● Problem
Go through the lines below and copy any that hold the string "Annual".

● Data about app and page elements
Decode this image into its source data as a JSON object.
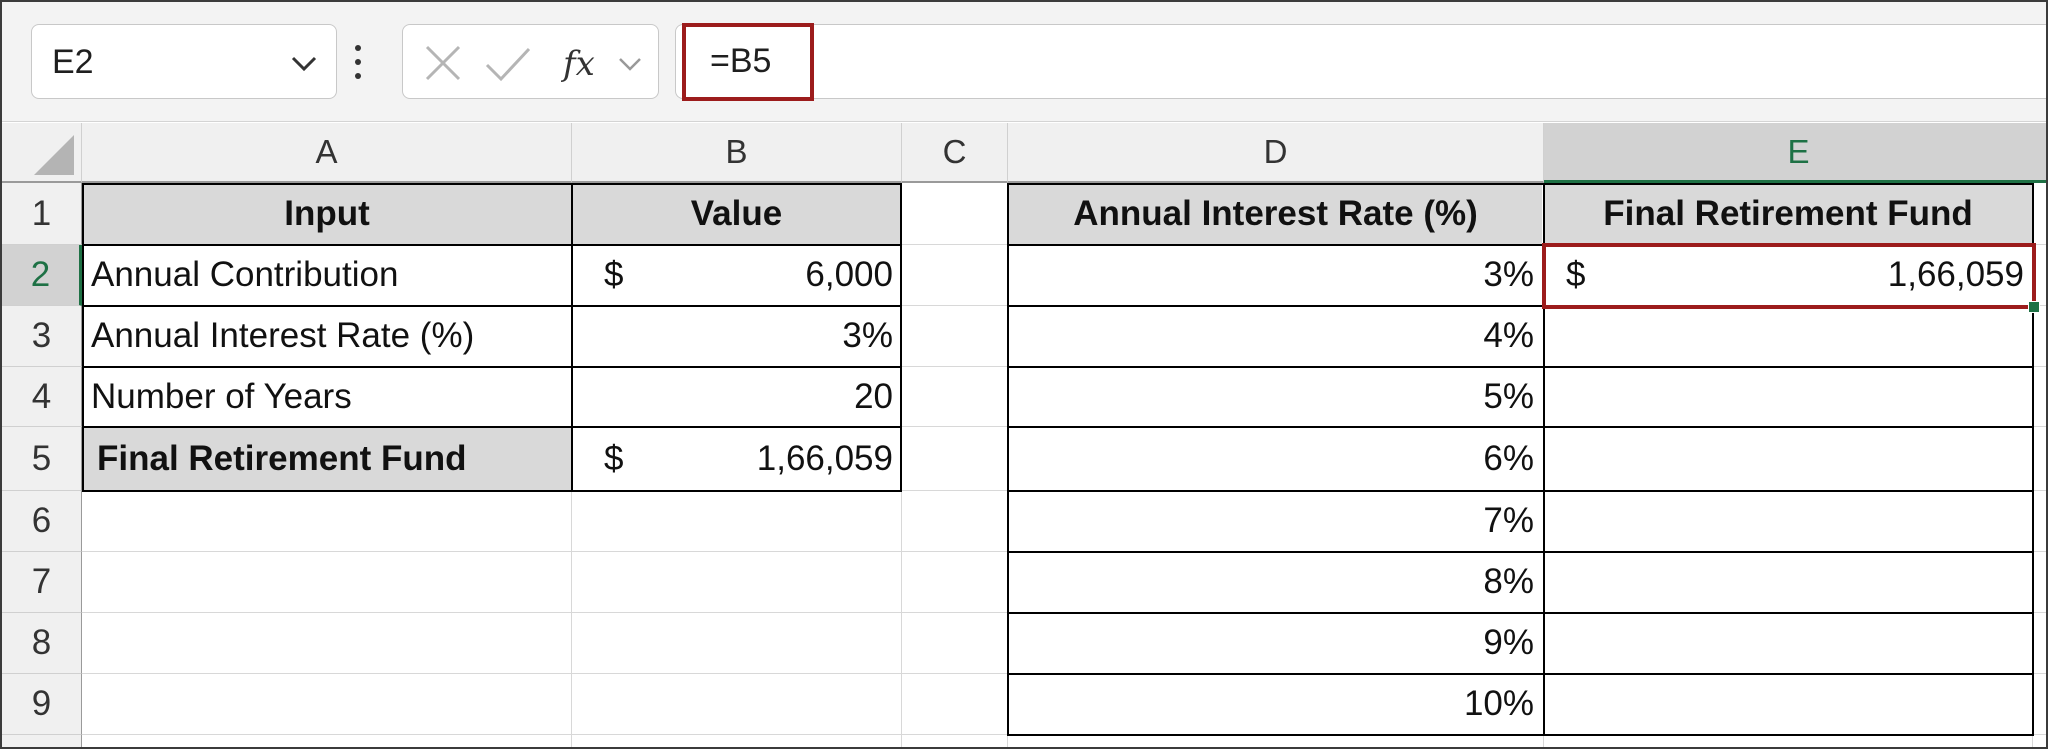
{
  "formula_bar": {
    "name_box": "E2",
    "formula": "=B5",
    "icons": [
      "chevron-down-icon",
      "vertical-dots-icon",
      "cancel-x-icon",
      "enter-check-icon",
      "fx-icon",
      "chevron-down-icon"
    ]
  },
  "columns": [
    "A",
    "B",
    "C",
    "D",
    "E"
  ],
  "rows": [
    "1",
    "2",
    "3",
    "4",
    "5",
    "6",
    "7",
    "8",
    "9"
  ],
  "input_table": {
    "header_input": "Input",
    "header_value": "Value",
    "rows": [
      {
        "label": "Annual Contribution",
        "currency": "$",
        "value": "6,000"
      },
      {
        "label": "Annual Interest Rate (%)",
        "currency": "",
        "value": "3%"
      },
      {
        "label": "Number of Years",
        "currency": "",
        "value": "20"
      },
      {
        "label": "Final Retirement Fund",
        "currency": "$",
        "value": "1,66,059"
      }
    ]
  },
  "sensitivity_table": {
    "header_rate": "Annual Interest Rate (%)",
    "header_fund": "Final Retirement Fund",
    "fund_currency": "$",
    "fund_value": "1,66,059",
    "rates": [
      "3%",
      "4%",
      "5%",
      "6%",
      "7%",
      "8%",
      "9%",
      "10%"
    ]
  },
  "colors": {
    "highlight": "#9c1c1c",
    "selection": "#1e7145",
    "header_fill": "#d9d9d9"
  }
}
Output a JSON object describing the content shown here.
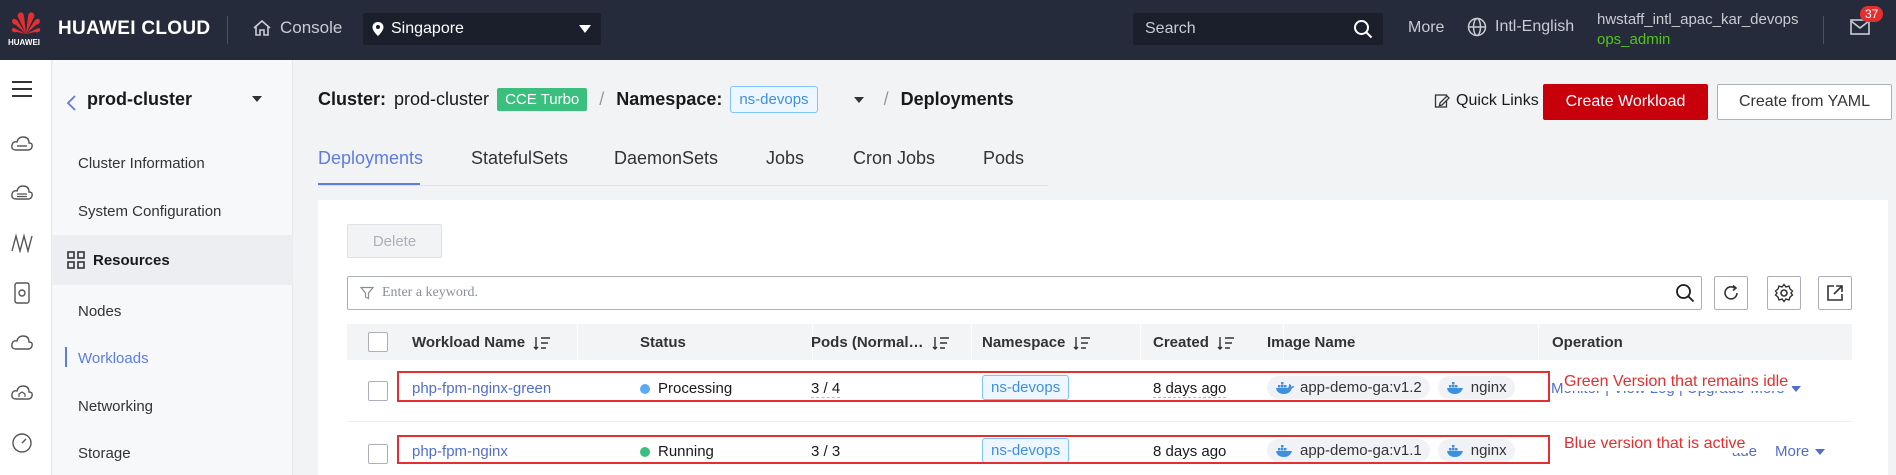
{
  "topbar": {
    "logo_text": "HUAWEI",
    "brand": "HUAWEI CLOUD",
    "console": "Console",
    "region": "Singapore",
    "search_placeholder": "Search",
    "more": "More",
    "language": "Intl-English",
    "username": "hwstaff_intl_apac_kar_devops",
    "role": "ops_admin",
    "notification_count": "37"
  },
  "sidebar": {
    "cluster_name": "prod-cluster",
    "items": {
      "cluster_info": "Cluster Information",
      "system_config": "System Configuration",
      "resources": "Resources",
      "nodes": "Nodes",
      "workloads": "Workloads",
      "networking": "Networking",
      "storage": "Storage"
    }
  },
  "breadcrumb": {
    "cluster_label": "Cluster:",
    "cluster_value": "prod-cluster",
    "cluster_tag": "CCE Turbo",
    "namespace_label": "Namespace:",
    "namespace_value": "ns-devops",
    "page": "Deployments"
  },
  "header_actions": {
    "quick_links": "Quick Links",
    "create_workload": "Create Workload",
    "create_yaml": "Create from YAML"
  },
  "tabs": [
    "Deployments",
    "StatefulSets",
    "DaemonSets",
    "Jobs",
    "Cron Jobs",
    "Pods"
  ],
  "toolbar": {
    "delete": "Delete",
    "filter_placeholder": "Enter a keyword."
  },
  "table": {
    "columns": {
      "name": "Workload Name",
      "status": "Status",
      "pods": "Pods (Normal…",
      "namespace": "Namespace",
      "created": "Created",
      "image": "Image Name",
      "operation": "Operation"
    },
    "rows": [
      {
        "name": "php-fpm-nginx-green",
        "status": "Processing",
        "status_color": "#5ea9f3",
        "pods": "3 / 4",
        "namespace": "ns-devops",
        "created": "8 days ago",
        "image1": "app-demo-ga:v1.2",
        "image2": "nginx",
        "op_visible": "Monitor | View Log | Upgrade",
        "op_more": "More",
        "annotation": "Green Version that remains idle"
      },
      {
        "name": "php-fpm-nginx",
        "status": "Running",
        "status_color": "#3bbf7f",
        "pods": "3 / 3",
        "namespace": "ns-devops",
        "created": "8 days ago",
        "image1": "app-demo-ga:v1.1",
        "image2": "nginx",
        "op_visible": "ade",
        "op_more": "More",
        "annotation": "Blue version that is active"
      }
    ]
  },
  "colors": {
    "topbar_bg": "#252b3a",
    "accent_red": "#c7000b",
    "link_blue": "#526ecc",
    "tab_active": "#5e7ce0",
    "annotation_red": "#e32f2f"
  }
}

● Response for this exercise
        "label": "Annual Contribution",
        "label": "Annual Interest Rate (%)",
    "header_rate": "Annual Interest Rate (%)",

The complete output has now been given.